Exercise description: Take from the material every line containing the string "title" and copy it.

---------------

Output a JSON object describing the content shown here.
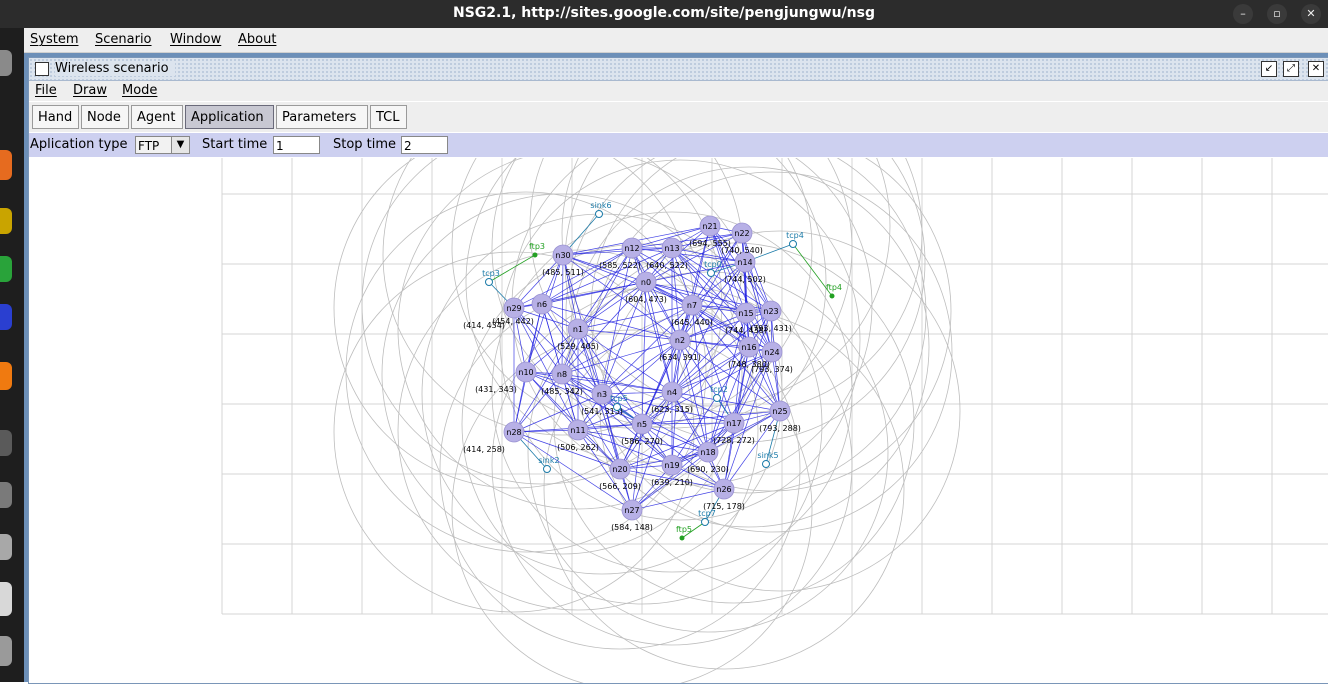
{
  "window": {
    "title": "NSG2.1, http://sites.google.com/site/pengjungwu/nsg",
    "minimize_glyph": "–",
    "maximize_glyph": "▫",
    "close_glyph": "✕"
  },
  "menubar": [
    "System",
    "Scenario",
    "Window",
    "About"
  ],
  "internal_frame": {
    "title": "Wireless scenario",
    "menu": [
      "File",
      "Draw",
      "Mode"
    ],
    "toolbar": [
      {
        "label": "Hand",
        "active": false
      },
      {
        "label": "Node",
        "active": false
      },
      {
        "label": "Agent",
        "active": false
      },
      {
        "label": "Application",
        "active": true
      },
      {
        "label": "Parameters",
        "active": false
      },
      {
        "label": "TCL",
        "active": false
      }
    ],
    "application_bar": {
      "type_label": "Aplication type",
      "type_value": "FTP",
      "start_label": "Start time",
      "start_value": "1",
      "stop_label": "Stop time",
      "stop_value": "2"
    }
  },
  "colors": {
    "node_fill": "#b7b0e6",
    "link": "#2020e0",
    "range_circle": "#bdbdbd",
    "grid": "#d4d4d4",
    "agent": "#1a7aa8",
    "app": "#22a022"
  },
  "nodes": [
    {
      "name": "n0",
      "coords": "(604, 473)"
    },
    {
      "name": "n1",
      "coords": "(529, 405)"
    },
    {
      "name": "n2",
      "coords": "(634, 391)"
    },
    {
      "name": "n3",
      "coords": "(541, 313)"
    },
    {
      "name": "n4",
      "coords": "(623, 315)"
    },
    {
      "name": "n5",
      "coords": "(586, 270)"
    },
    {
      "name": "n6",
      "coords": "(454, 442)"
    },
    {
      "name": "n7",
      "coords": "(645, 440)"
    },
    {
      "name": "n8",
      "coords": "(485, 342)"
    },
    {
      "name": "n10",
      "coords": "(431, 343)"
    },
    {
      "name": "n11",
      "coords": "(506, 262)"
    },
    {
      "name": "n12",
      "coords": "(585, 522)"
    },
    {
      "name": "n13",
      "coords": "(640, 522)"
    },
    {
      "name": "n14",
      "coords": "(744, 502)"
    },
    {
      "name": "n15",
      "coords": "(744, 438)"
    },
    {
      "name": "n16",
      "coords": "(748, 380)"
    },
    {
      "name": "n17",
      "coords": "(728, 272)"
    },
    {
      "name": "n18",
      "coords": "(690, 230)"
    },
    {
      "name": "n19",
      "coords": "(639, 210)"
    },
    {
      "name": "n20",
      "coords": "(566, 209)"
    },
    {
      "name": "n21",
      "coords": "(694, 555)"
    },
    {
      "name": "n22",
      "coords": "(740, 540)"
    },
    {
      "name": "n23",
      "coords": "(793, 431)"
    },
    {
      "name": "n24",
      "coords": "(793, 374)"
    },
    {
      "name": "n25",
      "coords": "(793, 288)"
    },
    {
      "name": "n26",
      "coords": "(715, 178)"
    },
    {
      "name": "n27",
      "coords": "(584, 148)"
    },
    {
      "name": "n28",
      "coords": "(414, 258)"
    },
    {
      "name": "n29",
      "coords": "(414, 434)"
    },
    {
      "name": "n30",
      "coords": "(485, 511)"
    }
  ],
  "agents": {
    "tcp": [
      "tcp0",
      "tcp2",
      "tcp3",
      "tcp4",
      "tcp5",
      "tcp7"
    ],
    "sink": [
      "sink2",
      "sink5",
      "sink6"
    ],
    "ftp": [
      "ftp3",
      "ftp4",
      "ftp5"
    ]
  }
}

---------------

Task response:
    "title": "NSG2.1, http://sites.google.com/site/pengjungwu/nsg",
    "title": "Wireless scenario",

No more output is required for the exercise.